may also be affected and closed or their
shelves may be empty due to disruption in
their supply chain.
Many companies stockpile these
resources at work for their employees to
use if necessary. It is a part of their business continuity plan. This program can be
expanded to include delivery of supplies
to the homes of employees.
One final thing a company can do to
make sure they stay in business following
a disaster is to make sure that those who
can work remotely are set up to do so. This
requires an investment on the part of the
company, often to set up home offices for
employees with computer, network access,
telephones, VPN, etc. But in doing so, the
possibility an employee will be available
for work is increased exponentially.
Obviously nothing a company does will
guarantee any employee will stay at work
or show up for work following a disaster.
However, risk management teaches us that
we can put things in place to increase the
likelihood that that will occur.
By doing some or all of the things
expressed in this article, it will increase
the likelihood of an employee being available when needed.
Also, do not underestimate the goodwill value of this program. In a time when
employees feel unappreciated, putting a
program like this in place will go a long
way towards making employees feel
valued and appreciated. When that occurs
it is more likely that an employee and their
family will feel a bond with the company
that will generate more loyalty to the company.
The family support program should be
viewed by companies as important based
on enlightened self interest. It is in a company’s best interest to make sure every
effort is made to keep employees available
following a regional disaster. A family
support program will help do just that.
Finally, much of the information
required to put together a family support
program can be found on the Internet at
the Red Cross and FEMA websites.
Stuart L. Wagner holds an MBA in technology management and is a Certified
Business Continuity Planner and senior risk
manager in the Southern California region.
Photo courtesy of FEMA
By ADAM PRESTOPNIK
Earlier this year, students in a graduate level disas- ter management course at Elmira College had
the opportunity to speak with Holly
Harrington, special assistant to the
director of the office of public affairs
at the U.S. Nuclear Regulatory
Commission. The focus of this conversation was not, however, nuclear
power. Rather, students were given
the opportunity to learn, in depth,
about one aspect of Holly’s former
position with the Federal Emergency
Management Agency (FEMA); the
creation of FEMA for Kids.
It is understood that anyone can
be affected by a disaster, but children require special attention when
it comes to explaining disasters and
disaster mitigation. In 1996 Holly was

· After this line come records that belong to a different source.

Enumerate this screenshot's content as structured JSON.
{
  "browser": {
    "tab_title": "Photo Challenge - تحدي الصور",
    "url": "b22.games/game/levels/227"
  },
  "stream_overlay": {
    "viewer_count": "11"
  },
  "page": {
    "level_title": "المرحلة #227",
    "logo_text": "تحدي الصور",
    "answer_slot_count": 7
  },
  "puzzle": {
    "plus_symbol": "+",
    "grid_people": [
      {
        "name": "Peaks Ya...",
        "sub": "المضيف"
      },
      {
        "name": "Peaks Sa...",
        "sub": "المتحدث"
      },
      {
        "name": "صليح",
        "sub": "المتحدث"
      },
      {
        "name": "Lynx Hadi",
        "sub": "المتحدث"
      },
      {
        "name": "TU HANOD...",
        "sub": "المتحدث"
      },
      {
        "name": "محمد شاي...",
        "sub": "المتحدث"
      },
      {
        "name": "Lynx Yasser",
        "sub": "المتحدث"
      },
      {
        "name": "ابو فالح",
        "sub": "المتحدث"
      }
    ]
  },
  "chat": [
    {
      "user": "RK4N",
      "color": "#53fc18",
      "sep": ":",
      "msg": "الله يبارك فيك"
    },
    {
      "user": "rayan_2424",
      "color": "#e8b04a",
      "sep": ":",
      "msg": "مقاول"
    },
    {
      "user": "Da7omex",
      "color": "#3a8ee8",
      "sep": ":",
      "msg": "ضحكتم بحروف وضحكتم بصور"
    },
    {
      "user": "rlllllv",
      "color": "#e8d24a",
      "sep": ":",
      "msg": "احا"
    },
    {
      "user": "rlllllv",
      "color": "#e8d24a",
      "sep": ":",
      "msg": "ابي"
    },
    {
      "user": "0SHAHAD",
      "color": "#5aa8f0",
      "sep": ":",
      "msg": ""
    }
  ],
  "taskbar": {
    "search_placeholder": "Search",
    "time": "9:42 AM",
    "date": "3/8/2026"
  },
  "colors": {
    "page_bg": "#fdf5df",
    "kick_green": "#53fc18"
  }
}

given the task of creating an interactive website, to be used both at home
and in the classroom, the mission
of which was to educate children
about disasters. Although originally
DISASTER RECOVER Y JOURNAL FALL 2009 59